Or is the sound bite starting to just be a distraction? I do not watch television, have not used my set for anything but the occasional enjoyment of a DVD for years. At work we have a television set in the bistro and I will catch a couple of minutes of CNN as I warm up my lunch. It exhausts me with its intense beat and brevity.
No time to figure out what it's about, never mind understand implications, just a veneer approach and a continuous request for input from the audience. When did journalism become so needy?
The other part of the equation is that I spend the majority of the time in front of a different screen - that of a computer. When I am online, I tend to scan the publications I syndicate, and rarely spend more than thirty minutes reading the news, unless I find a good, in depth story.
A special report, or a nice piece of reporting that goes into lots of detail and coverage earns my time. That happens more rarely than I'd like, still it happens and it is highly stimulating. When enough time passed from the immediate need to report the news piece, journalists sometimes get to the part of requiring reality to explain itself.
As I've written elsewhere, Christiane Amanpour thinks that “there are some situations that one simply cannot be neutral about. Objectivity does not mean treating all sides equally. It means giving each side a hearing.” Herein lies the first lesson in thinking about news reporting - it is about being balanced in recognizing differing points of view.

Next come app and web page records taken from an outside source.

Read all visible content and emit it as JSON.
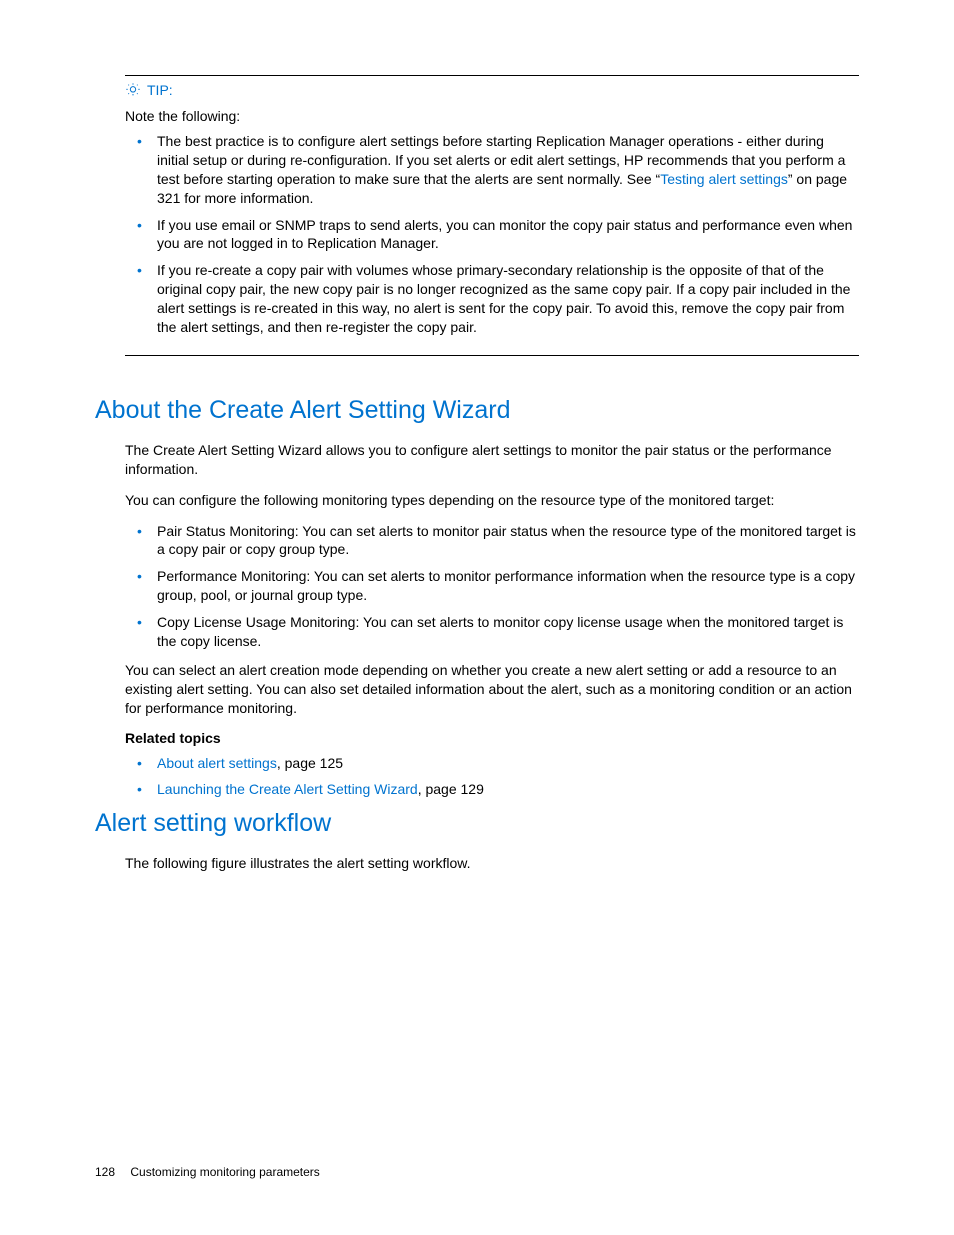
{
  "tip": {
    "label": "TIP:",
    "note": "Note the following:",
    "bullets": [
      {
        "pre": "The best practice is to configure alert settings before starting Replication Manager operations - either during initial setup or during re-configuration. If you set alerts or edit alert settings, HP recommends that you perform a test before starting operation to make sure that the alerts are sent normally. See “",
        "link": "Testing alert settings",
        "post": "” on page 321 for more information."
      },
      {
        "pre": "If you use email or SNMP traps to send alerts, you can monitor the copy pair status and performance even when you are not logged in to Replication Manager.",
        "link": "",
        "post": ""
      },
      {
        "pre": "If you re-create a copy pair with volumes whose primary-secondary relationship is the opposite of that of the original copy pair, the new copy pair is no longer recognized as the same copy pair. If a copy pair included in the alert settings is re-created in this way, no alert is sent for the copy pair. To avoid this, remove the copy pair from the alert settings, and then re-register the copy pair.",
        "link": "",
        "post": ""
      }
    ]
  },
  "section1": {
    "heading": "About the Create Alert Setting Wizard",
    "para1": "The Create Alert Setting Wizard allows you to configure alert settings to monitor the pair status or the performance information.",
    "para2": "You can configure the following monitoring types depending on the resource type of the monitored target:",
    "bullets": [
      "Pair Status Monitoring: You can set alerts to monitor pair status when the resource type of the monitored target is a copy pair or copy group type.",
      "Performance Monitoring: You can set alerts to monitor performance information when the resource type is a copy group, pool, or journal group type.",
      "Copy License Usage Monitoring: You can set alerts to monitor copy license usage when the monitored target is the copy license."
    ],
    "para3": "You can select an alert creation mode depending on whether you create a new alert setting or add a resource to an existing alert setting. You can also set detailed information about the alert, such as a monitoring condition or an action for performance monitoring.",
    "related_heading": "Related topics",
    "related": [
      {
        "link": "About alert settings",
        "suffix": ", page 125"
      },
      {
        "link": "Launching the Create Alert Setting Wizard",
        "suffix": ", page 129"
      }
    ]
  },
  "section2": {
    "heading": "Alert setting workflow",
    "para1": "The following figure illustrates the alert setting workflow."
  },
  "footer": {
    "page": "128",
    "title": "Customizing monitoring parameters"
  }
}
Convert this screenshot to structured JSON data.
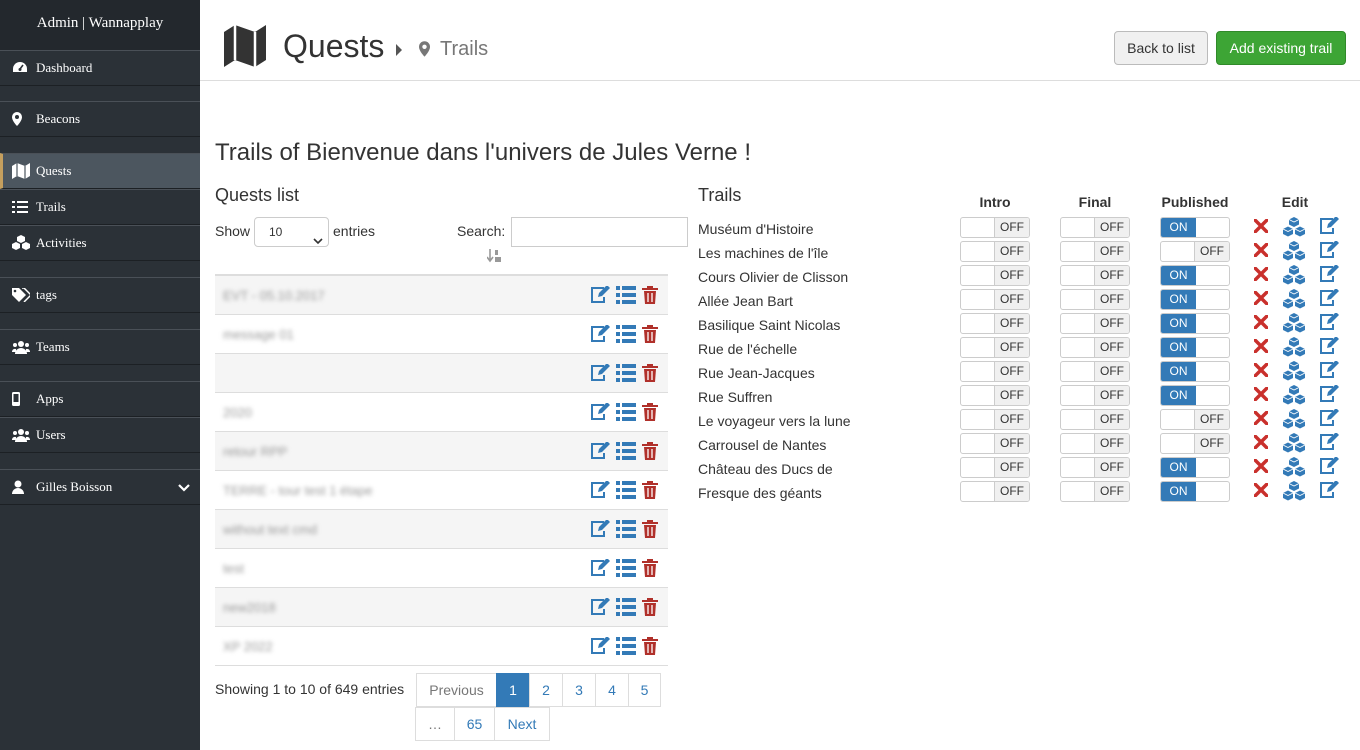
{
  "sidebar": {
    "brand": "Admin | Wannapplay",
    "items": [
      {
        "label": "Dashboard",
        "icon": "dashboard-icon"
      },
      {
        "label": "Beacons",
        "icon": "map-marker-icon"
      },
      {
        "label": "Quests",
        "icon": "map-icon",
        "active": true
      },
      {
        "label": "Trails",
        "icon": "list-icon"
      },
      {
        "label": "Activities",
        "icon": "cubes-icon"
      },
      {
        "label": "tags",
        "icon": "tags-icon"
      },
      {
        "label": "Teams",
        "icon": "users-icon"
      },
      {
        "label": "Apps",
        "icon": "mobile-icon"
      },
      {
        "label": "Users",
        "icon": "users-icon"
      },
      {
        "label": "Gilles Boisson",
        "icon": "user-icon"
      }
    ]
  },
  "header": {
    "title": "Quests",
    "subtitle": "Trails",
    "back_label": "Back to list",
    "add_label": "Add existing trail"
  },
  "page": {
    "heading": "Trails of Bienvenue dans l'univers de Jules Verne !"
  },
  "quests": {
    "title": "Quests list",
    "show_label": "Show",
    "show_value": "10",
    "entries_label": "entries",
    "search_label": "Search:",
    "rows": [
      {
        "name": "EVT - 05.10.2017"
      },
      {
        "name": "message 01"
      },
      {
        "name": ""
      },
      {
        "name": "2020"
      },
      {
        "name": "retour RPP"
      },
      {
        "name": "TERRE - tour test 1 étape"
      },
      {
        "name": "without text cmd"
      },
      {
        "name": "test"
      },
      {
        "name": "new2018"
      },
      {
        "name": "XP 2022"
      }
    ],
    "info": "Showing 1 to 10 of 649 entries",
    "pager": {
      "previous": "Previous",
      "pages": [
        "1",
        "2",
        "3",
        "4",
        "5"
      ],
      "ellipsis": "…",
      "last": "65",
      "next": "Next",
      "current": "1"
    }
  },
  "trails": {
    "title": "Trails",
    "columns": {
      "intro": "Intro",
      "final": "Final",
      "published": "Published",
      "edit": "Edit"
    },
    "on_label": "ON",
    "off_label": "OFF",
    "rows": [
      {
        "name": "Muséum d'Histoire",
        "intro": false,
        "final": false,
        "published": true
      },
      {
        "name": "Les machines de l'île",
        "intro": false,
        "final": false,
        "published": false
      },
      {
        "name": "Cours Olivier de Clisson",
        "intro": false,
        "final": false,
        "published": true
      },
      {
        "name": "Allée Jean Bart",
        "intro": false,
        "final": false,
        "published": true
      },
      {
        "name": "Basilique Saint Nicolas",
        "intro": false,
        "final": false,
        "published": true
      },
      {
        "name": "Rue de l'échelle",
        "intro": false,
        "final": false,
        "published": true
      },
      {
        "name": "Rue Jean-Jacques",
        "intro": false,
        "final": false,
        "published": true
      },
      {
        "name": "Rue Suffren",
        "intro": false,
        "final": false,
        "published": true
      },
      {
        "name": "Le voyageur vers la lune",
        "intro": false,
        "final": false,
        "published": false
      },
      {
        "name": "Carrousel de Nantes",
        "intro": false,
        "final": false,
        "published": false
      },
      {
        "name": "Château des Ducs de",
        "intro": false,
        "final": false,
        "published": true
      },
      {
        "name": "Fresque des géants",
        "intro": false,
        "final": false,
        "published": true
      }
    ]
  },
  "colors": {
    "sidebar_bg": "#2b3137",
    "primary": "#337ab7",
    "success": "#3da535",
    "danger": "#b0302a"
  }
}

Now that I publish in a public forum, I welcome solid sources that explore facts and tell compelling stories. As main stream media is looking to use the passion of bloggers to uncover topics that are of interest to readers, as journalists use social media to do their research of the public sentiment and more, I look to main stream media to provide unassailable data points.
At the same time that main stream media is moving away from in depth coverage and reporting due to cuts in budgets and staff, they are also moving closer to the style and format of new media. Quick, snack size bites that feed but do not nourish. In that light, does in fact main stream media add value?
[image courtesy of Cox & Forkum]